═════ Task data
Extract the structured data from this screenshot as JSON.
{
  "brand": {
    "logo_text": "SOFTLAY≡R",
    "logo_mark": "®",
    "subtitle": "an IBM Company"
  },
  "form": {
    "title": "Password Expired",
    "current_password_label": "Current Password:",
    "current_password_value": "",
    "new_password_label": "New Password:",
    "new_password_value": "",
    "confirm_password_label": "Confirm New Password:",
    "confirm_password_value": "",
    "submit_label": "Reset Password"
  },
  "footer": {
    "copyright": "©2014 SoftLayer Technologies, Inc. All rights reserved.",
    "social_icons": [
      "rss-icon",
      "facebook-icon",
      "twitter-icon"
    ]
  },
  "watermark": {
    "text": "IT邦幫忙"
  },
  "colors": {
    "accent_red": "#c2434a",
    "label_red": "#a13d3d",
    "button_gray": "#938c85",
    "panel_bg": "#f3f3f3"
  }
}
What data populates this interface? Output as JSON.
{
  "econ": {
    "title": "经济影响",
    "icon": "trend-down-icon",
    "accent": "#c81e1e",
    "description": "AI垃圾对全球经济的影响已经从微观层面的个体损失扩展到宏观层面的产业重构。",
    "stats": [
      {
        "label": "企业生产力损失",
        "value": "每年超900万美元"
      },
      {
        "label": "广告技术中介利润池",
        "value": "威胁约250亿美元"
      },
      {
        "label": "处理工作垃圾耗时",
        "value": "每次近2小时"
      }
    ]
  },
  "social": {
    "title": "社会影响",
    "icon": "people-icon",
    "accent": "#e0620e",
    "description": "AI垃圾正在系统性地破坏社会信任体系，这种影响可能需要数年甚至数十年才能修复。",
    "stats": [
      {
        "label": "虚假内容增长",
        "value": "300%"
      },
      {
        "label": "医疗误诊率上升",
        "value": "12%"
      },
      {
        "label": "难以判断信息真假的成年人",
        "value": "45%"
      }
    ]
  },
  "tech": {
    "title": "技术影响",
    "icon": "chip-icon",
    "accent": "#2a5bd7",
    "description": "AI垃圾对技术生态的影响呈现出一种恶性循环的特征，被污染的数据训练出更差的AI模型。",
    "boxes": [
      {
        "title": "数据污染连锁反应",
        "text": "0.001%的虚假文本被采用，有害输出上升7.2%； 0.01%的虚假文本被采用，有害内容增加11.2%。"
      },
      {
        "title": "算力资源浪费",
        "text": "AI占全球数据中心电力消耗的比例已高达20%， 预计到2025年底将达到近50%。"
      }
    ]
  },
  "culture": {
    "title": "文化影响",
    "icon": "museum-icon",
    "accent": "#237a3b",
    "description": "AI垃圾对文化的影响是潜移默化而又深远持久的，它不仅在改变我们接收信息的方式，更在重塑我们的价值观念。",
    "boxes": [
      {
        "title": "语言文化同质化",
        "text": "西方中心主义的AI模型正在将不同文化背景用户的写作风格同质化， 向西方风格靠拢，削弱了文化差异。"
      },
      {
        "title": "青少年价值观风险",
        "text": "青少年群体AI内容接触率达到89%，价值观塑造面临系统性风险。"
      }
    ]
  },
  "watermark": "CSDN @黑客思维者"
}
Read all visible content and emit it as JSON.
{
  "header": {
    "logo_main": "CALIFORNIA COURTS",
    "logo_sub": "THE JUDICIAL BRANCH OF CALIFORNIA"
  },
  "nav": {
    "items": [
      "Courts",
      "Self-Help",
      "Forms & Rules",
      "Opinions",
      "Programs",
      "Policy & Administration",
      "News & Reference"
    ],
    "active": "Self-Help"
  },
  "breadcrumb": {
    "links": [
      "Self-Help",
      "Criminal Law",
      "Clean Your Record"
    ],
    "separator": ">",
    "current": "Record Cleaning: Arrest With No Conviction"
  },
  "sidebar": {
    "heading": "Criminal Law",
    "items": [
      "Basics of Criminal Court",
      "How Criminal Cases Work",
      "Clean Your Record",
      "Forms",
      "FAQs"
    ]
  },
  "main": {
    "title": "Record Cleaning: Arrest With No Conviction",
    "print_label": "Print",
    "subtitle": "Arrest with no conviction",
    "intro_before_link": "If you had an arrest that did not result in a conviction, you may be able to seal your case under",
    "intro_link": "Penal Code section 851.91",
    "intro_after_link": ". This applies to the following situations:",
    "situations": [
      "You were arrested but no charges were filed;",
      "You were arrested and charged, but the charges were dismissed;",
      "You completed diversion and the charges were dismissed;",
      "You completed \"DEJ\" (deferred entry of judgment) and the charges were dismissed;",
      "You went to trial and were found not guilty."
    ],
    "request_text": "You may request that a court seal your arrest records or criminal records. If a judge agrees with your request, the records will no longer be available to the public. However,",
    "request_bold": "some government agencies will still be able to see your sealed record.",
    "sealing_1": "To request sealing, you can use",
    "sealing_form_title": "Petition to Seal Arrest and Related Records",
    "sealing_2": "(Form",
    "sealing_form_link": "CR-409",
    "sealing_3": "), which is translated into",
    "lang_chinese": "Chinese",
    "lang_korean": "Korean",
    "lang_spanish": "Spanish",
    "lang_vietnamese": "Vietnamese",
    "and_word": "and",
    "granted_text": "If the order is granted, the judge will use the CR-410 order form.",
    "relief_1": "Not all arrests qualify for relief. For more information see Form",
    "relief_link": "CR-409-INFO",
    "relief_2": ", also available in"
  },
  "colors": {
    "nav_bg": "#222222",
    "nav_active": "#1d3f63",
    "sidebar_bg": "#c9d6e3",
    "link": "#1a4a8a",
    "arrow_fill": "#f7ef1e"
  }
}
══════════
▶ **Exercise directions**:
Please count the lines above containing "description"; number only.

▶ **Solution to the problem**:
4